What would be you favourite albums of 2009?
Ray- I like the Doves album Kingdom Of Rust
Daragh- I really like TV on The Radio's Dear Science (we discussed it after being an '08 album). A discussion then ensues about the Bat For Lashes album Two Suns with the band collectively agreeing on Fur & Gold being the better album. (I disagree)
Paul- I started listening to the new Placebo album (Battle For The Sun), it's not too bad but i've listened to very sparingly.
Daragh- The new Mew album No More Stories, which came out there last week.
Eoin-Yeah it's not bad but it makes more sense when you listen to it as a body of work. Daragh-Crazy Danes
Ray- It's a little mental.
Ray- I like the Lisa Hannigan album as well, it's great.
Darragh- The new Mars Volta record, I want to support them but I don't think they would really go for us (laughter follows).
What sources would you use to discover new music? Particular websites, blogs?
Daragh- We're aware of the blogosphere as well as Pitchfork and Sterogum which is where I would find most new music.
Lastly before we finish. What would be your personal highlight this year so far?
Daragh-Probably getting the album finished and done and then....
Ray- The O2 maybe? Joint agreement there.

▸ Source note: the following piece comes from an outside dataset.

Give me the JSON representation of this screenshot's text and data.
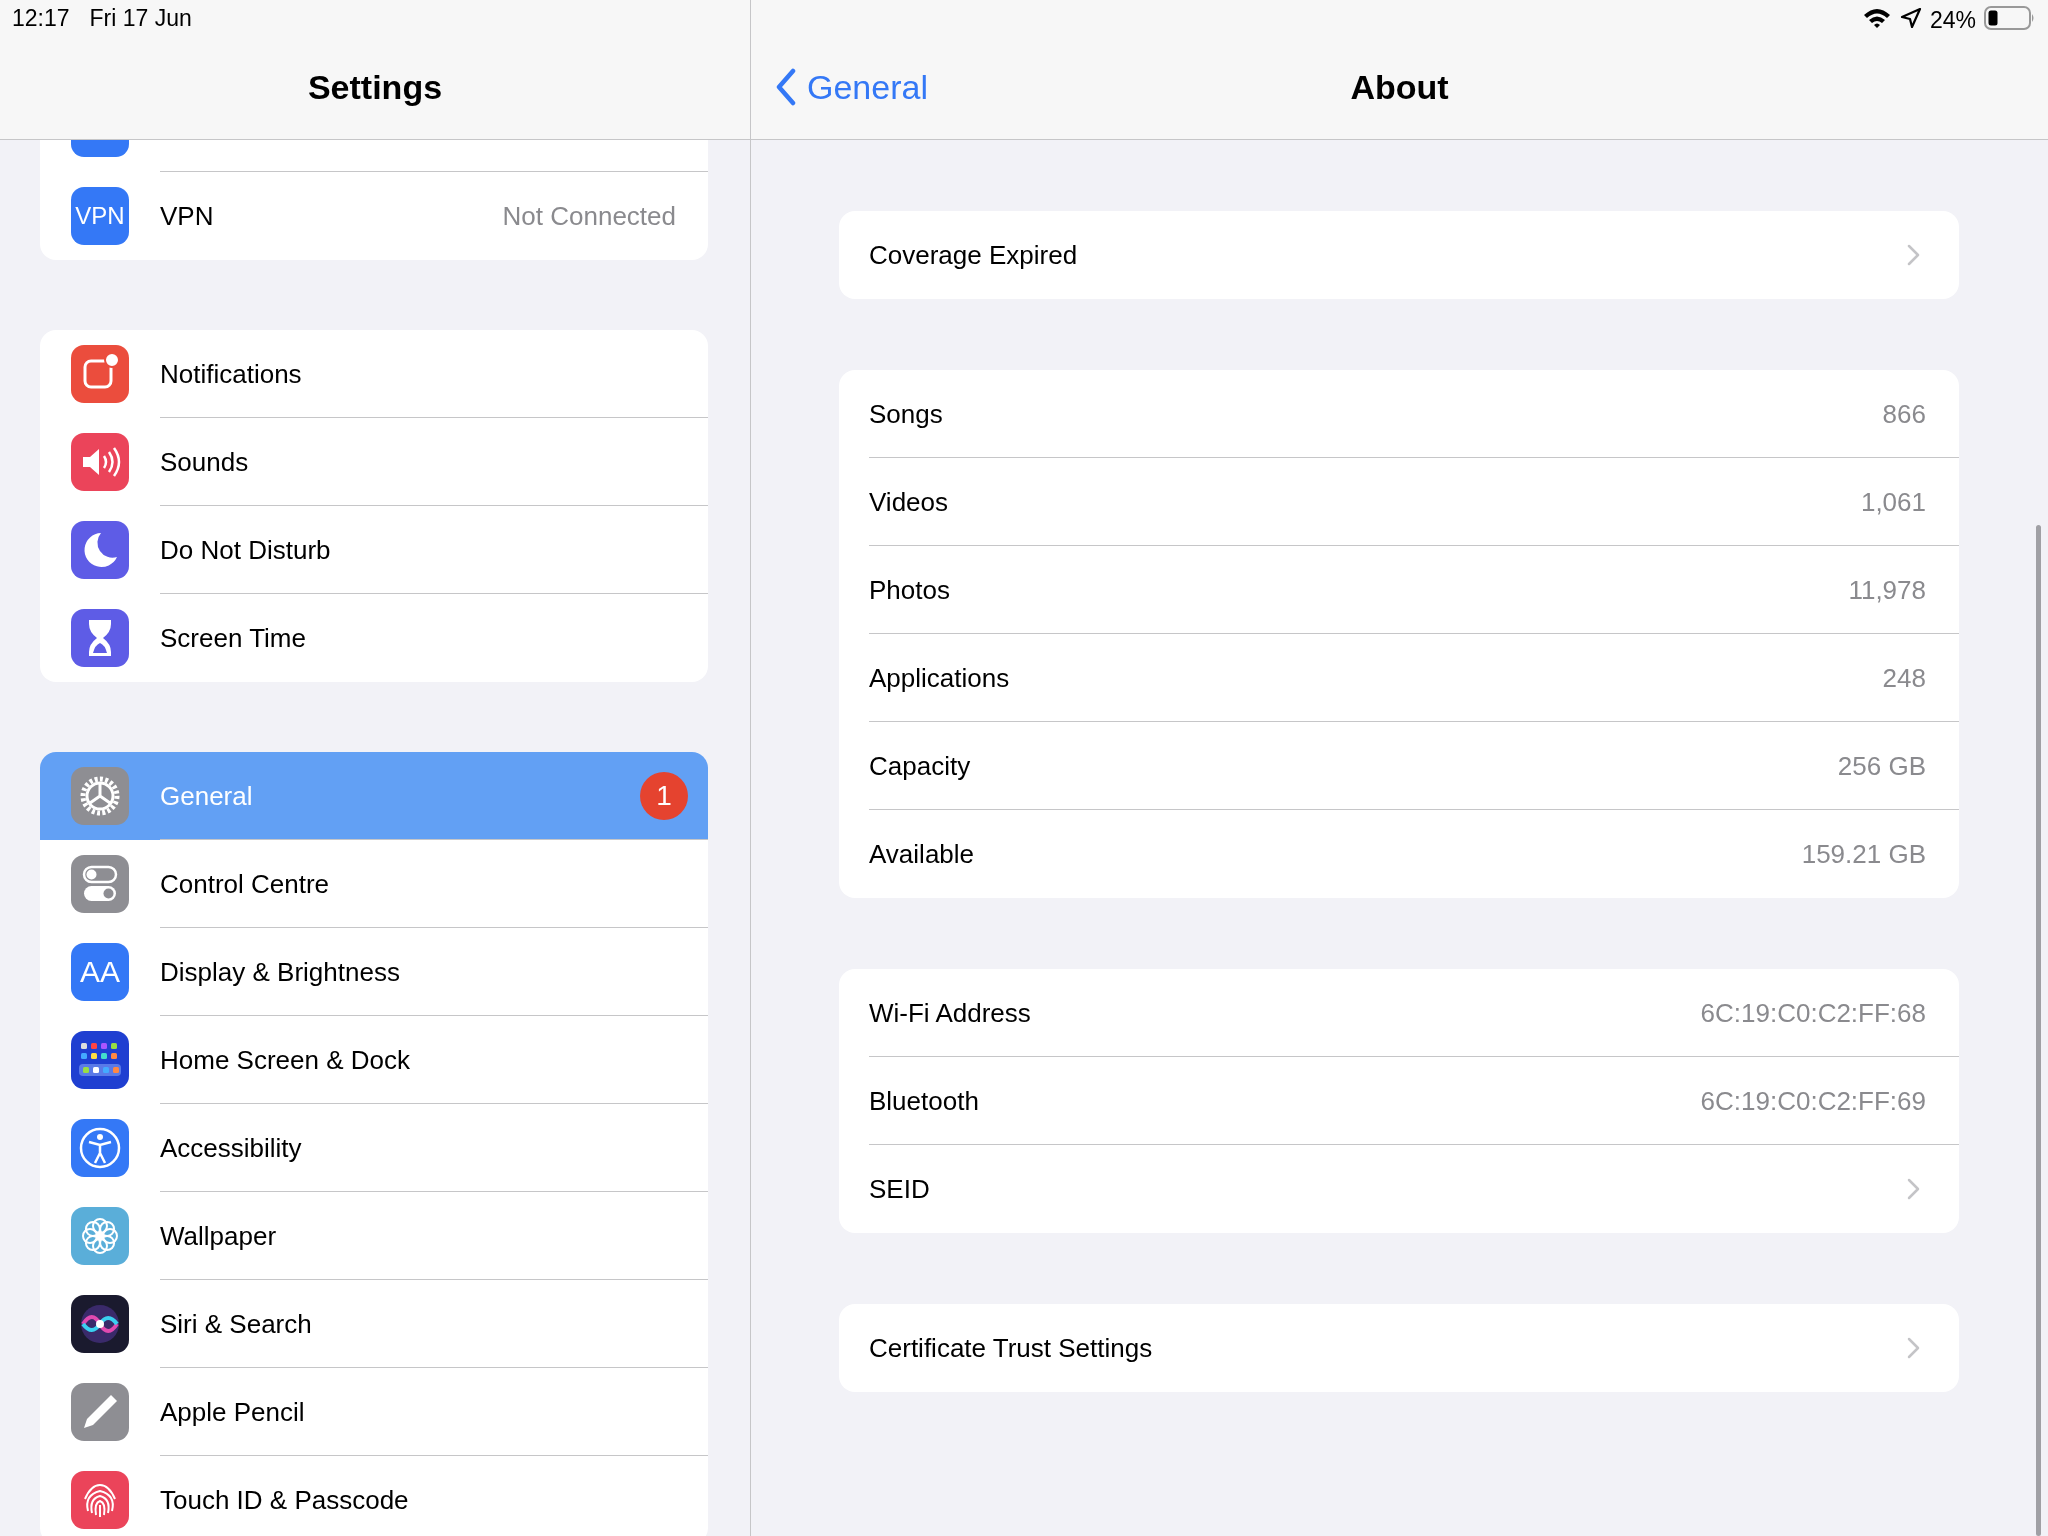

Ray- Also Oxegen, I always enjoy Oxegen. I think because between this year and last year we are new to it. This year more people knew who we were and we had interest in the media centre. I really liked that just going to various radio stations and got a beer per station.
Daragh- Just being busy in doing what we do. It's nice, you've been growing up doing it your whole life and you put everything of yourself into trying to make it a career and it's finally becoming a career this year. People finally take you seriously and there is artistic merit in what you do. We are really enjoying doing it all.
TreesDreamInAlgebra is released in Ireland on September 18th and they play The Academy on September 26th. Check out the CODES official MySpace for more tour dates around Ireland this month.